Any pictures in the records below should be skipped; write out everything else exactly.

___ DATA FOR PROCESSING

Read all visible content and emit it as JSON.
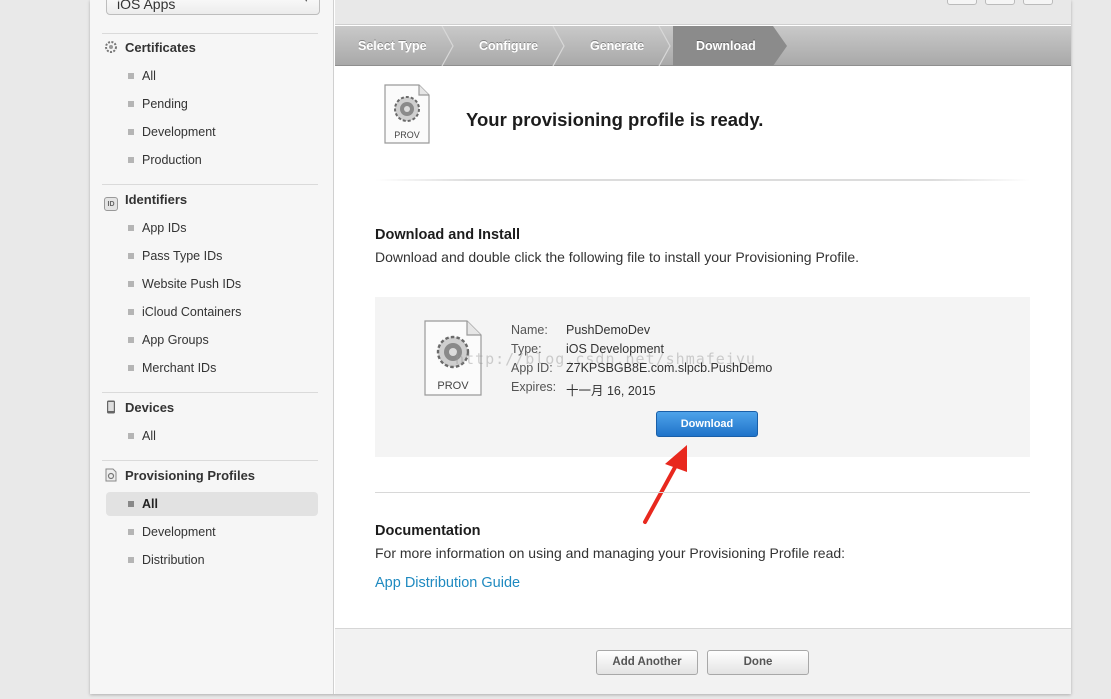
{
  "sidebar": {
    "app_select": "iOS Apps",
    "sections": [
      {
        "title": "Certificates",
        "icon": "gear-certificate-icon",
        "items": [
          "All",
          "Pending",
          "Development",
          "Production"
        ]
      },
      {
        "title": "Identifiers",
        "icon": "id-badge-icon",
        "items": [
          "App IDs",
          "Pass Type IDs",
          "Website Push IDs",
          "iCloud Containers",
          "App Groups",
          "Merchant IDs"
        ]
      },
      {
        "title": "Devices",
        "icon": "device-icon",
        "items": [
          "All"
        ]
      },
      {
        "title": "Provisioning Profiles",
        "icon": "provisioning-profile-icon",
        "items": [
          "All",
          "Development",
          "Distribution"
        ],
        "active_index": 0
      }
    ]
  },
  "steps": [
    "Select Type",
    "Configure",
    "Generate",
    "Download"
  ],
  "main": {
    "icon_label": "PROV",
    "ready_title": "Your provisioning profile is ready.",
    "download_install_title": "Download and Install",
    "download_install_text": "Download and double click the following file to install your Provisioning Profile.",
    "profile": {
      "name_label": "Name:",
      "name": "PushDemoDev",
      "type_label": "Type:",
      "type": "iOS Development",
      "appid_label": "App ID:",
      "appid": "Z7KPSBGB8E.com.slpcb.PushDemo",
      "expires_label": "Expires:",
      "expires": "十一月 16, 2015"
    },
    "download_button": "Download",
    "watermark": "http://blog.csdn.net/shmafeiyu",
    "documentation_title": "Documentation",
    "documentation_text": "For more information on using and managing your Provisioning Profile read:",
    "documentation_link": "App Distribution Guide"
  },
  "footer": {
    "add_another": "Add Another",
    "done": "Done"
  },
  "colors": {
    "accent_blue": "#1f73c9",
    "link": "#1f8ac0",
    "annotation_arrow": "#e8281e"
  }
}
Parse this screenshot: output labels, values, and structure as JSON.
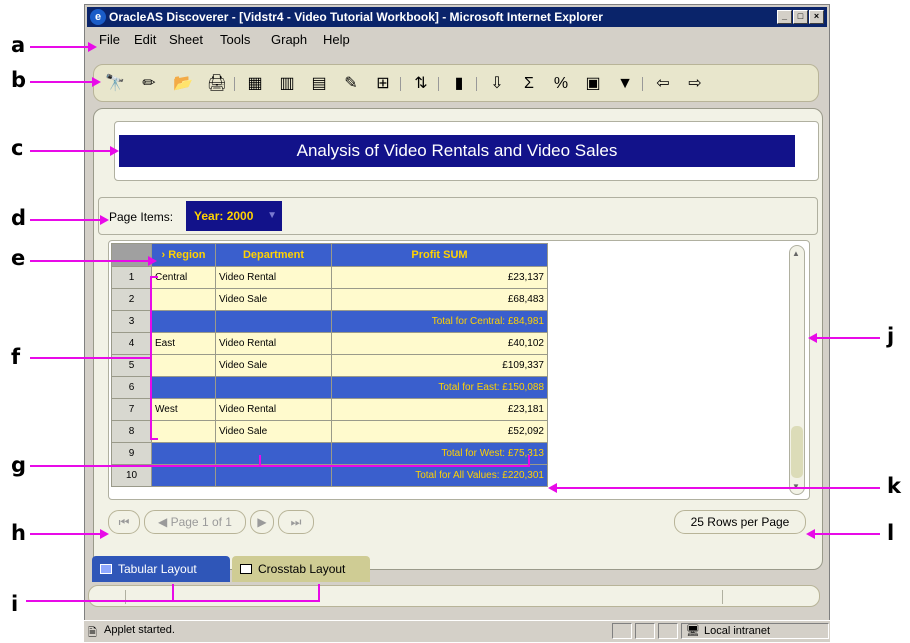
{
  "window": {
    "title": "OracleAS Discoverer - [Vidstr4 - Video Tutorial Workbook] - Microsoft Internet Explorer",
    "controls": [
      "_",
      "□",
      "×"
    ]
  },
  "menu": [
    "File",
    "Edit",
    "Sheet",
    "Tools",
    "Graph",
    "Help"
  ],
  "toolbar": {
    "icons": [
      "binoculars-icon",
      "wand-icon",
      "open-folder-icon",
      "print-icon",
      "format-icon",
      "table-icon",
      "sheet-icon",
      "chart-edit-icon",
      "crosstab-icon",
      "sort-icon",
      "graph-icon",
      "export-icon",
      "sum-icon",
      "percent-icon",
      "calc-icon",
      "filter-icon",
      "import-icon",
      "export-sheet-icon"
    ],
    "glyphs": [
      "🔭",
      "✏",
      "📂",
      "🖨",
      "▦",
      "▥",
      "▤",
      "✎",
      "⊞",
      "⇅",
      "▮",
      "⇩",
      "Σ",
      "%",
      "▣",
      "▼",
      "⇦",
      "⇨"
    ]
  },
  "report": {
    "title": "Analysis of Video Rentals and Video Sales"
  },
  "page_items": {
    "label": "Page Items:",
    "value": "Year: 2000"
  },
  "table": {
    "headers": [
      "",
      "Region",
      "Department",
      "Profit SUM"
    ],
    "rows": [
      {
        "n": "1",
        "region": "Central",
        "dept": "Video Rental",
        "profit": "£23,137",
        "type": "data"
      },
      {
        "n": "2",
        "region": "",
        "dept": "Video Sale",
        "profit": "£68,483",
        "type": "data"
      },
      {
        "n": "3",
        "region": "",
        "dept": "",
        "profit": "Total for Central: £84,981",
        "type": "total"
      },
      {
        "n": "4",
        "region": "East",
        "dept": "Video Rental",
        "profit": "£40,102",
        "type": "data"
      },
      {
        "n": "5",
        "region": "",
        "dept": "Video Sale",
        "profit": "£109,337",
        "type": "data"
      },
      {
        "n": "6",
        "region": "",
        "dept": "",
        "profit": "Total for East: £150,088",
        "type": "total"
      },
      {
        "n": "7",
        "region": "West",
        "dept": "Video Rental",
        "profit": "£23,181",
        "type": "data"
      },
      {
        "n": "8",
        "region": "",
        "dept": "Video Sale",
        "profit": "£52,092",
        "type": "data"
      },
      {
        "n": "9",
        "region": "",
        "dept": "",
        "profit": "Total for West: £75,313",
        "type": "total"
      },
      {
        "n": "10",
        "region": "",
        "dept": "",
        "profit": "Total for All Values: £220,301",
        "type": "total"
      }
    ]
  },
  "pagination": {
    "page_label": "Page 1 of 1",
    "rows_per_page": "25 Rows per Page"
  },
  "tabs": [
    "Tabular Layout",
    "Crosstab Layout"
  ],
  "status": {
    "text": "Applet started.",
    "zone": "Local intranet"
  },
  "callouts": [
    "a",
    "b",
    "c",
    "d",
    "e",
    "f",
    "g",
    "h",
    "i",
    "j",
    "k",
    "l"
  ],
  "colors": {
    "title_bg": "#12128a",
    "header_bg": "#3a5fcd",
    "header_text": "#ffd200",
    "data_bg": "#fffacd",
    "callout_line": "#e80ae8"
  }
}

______

> **TASK SOLUTION**
Read all visible content and emit it as JSON.
{
  "sidebar": {
    "app_select": "iOS Apps",
    "sections": [
      {
        "title": "Certificates",
        "icon": "gear-certificate-icon",
        "items": [
          "All",
          "Pending",
          "Development",
          "Production"
        ]
      },
      {
        "title": "Identifiers",
        "icon": "id-badge-icon",
        "items": [
          "App IDs",
          "Pass Type IDs",
          "Website Push IDs",
          "iCloud Containers",
          "App Groups",
          "Merchant IDs"
        ]
      },
      {
        "title": "Devices",
        "icon": "device-icon",
        "items": [
          "All"
        ]
      },
      {
        "title": "Provisioning Profiles",
        "icon": "provisioning-profile-icon",
        "items": [
          "All",
          "Development",
          "Distribution"
        ],
        "active_index": 0
      }
    ]
  },
  "steps": [
    "Select Type",
    "Configure",
    "Generate",
    "Download"
  ],
  "main": {
    "icon_label": "PROV",
    "ready_title": "Your provisioning profile is ready.",
    "download_install_title": "Download and Install",
    "download_install_text": "Download and double click the following file to install your Provisioning Profile.",
    "profile": {
      "name_label": "Name:",
      "name": "PushDemoDev",
      "type_label": "Type:",
      "type": "iOS Development",
      "appid_label": "App ID:",
      "appid": "Z7KPSBGB8E.com.slpcb.PushDemo",
      "expires_label": "Expires:",
      "expires": "十一月 16, 2015"
    },
    "download_button": "Download",
    "watermark": "http://blog.csdn.net/shmafeiyu",
    "documentation_title": "Documentation",
    "documentation_text": "For more information on using and managing your Provisioning Profile read:",
    "documentation_link": "App Distribution Guide"
  },
  "footer": {
    "add_another": "Add Another",
    "done": "Done"
  },
  "colors": {
    "accent_blue": "#1f73c9",
    "link": "#1f8ac0",
    "annotation_arrow": "#e8281e"
  }
}
Parse this screenshot: output labels, values, and structure as JSON.
{
  "window": {
    "title": "OracleAS Discoverer - [Vidstr4 - Video Tutorial Workbook] - Microsoft Internet Explorer",
    "controls": [
      "_",
      "□",
      "×"
    ]
  },
  "menu": [
    "File",
    "Edit",
    "Sheet",
    "Tools",
    "Graph",
    "Help"
  ],
  "toolbar": {
    "icons": [
      "binoculars-icon",
      "wand-icon",
      "open-folder-icon",
      "print-icon",
      "format-icon",
      "table-icon",
      "sheet-icon",
      "chart-edit-icon",
      "crosstab-icon",
      "sort-icon",
      "graph-icon",
      "export-icon",
      "sum-icon",
      "percent-icon",
      "calc-icon",
      "filter-icon",
      "import-icon",
      "export-sheet-icon"
    ],
    "glyphs": [
      "🔭",
      "✏",
      "📂",
      "🖨",
      "▦",
      "▥",
      "▤",
      "✎",
      "⊞",
      "⇅",
      "▮",
      "⇩",
      "Σ",
      "%",
      "▣",
      "▼",
      "⇦",
      "⇨"
    ]
  },
  "report": {
    "title": "Analysis of Video Rentals and Video Sales"
  },
  "page_items": {
    "label": "Page Items:",
    "value": "Year: 2000"
  },
  "table": {
    "headers": [
      "",
      "Region",
      "Department",
      "Profit SUM"
    ],
    "rows": [
      {
        "n": "1",
        "region": "Central",
        "dept": "Video Rental",
        "profit": "£23,137",
        "type": "data"
      },
      {
        "n": "2",
        "region": "",
        "dept": "Video Sale",
        "profit": "£68,483",
        "type": "data"
      },
      {
        "n": "3",
        "region": "",
        "dept": "",
        "profit": "Total for Central: £84,981",
        "type": "total"
      },
      {
        "n": "4",
        "region": "East",
        "dept": "Video Rental",
        "profit": "£40,102",
        "type": "data"
      },
      {
        "n": "5",
        "region": "",
        "dept": "Video Sale",
        "profit": "£109,337",
        "type": "data"
      },
      {
        "n": "6",
        "region": "",
        "dept": "",
        "profit": "Total for East: £150,088",
        "type": "total"
      },
      {
        "n": "7",
        "region": "West",
        "dept": "Video Rental",
        "profit": "£23,181",
        "type": "data"
      },
      {
        "n": "8",
        "region": "",
        "dept": "Video Sale",
        "profit": "£52,092",
        "type": "data"
      },
      {
        "n": "9",
        "region": "",
        "dept": "",
        "profit": "Total for West: £75,313",
        "type": "total"
      },
      {
        "n": "10",
        "region": "",
        "dept": "",
        "profit": "Total for All Values: £220,301",
        "type": "total"
      }
    ]
  },
  "pagination": {
    "page_label": "Page 1 of 1",
    "rows_per_page": "25 Rows per Page"
  },
  "tabs": [
    "Tabular Layout",
    "Crosstab Layout"
  ],
  "status": {
    "text": "Applet started.",
    "zone": "Local intranet"
  },
  "callouts": [
    "a",
    "b",
    "c",
    "d",
    "e",
    "f",
    "g",
    "h",
    "i",
    "j",
    "k",
    "l"
  ],
  "colors": {
    "title_bg": "#12128a",
    "header_bg": "#3a5fcd",
    "header_text": "#ffd200",
    "data_bg": "#fffacd",
    "callout_line": "#e80ae8"
  }
}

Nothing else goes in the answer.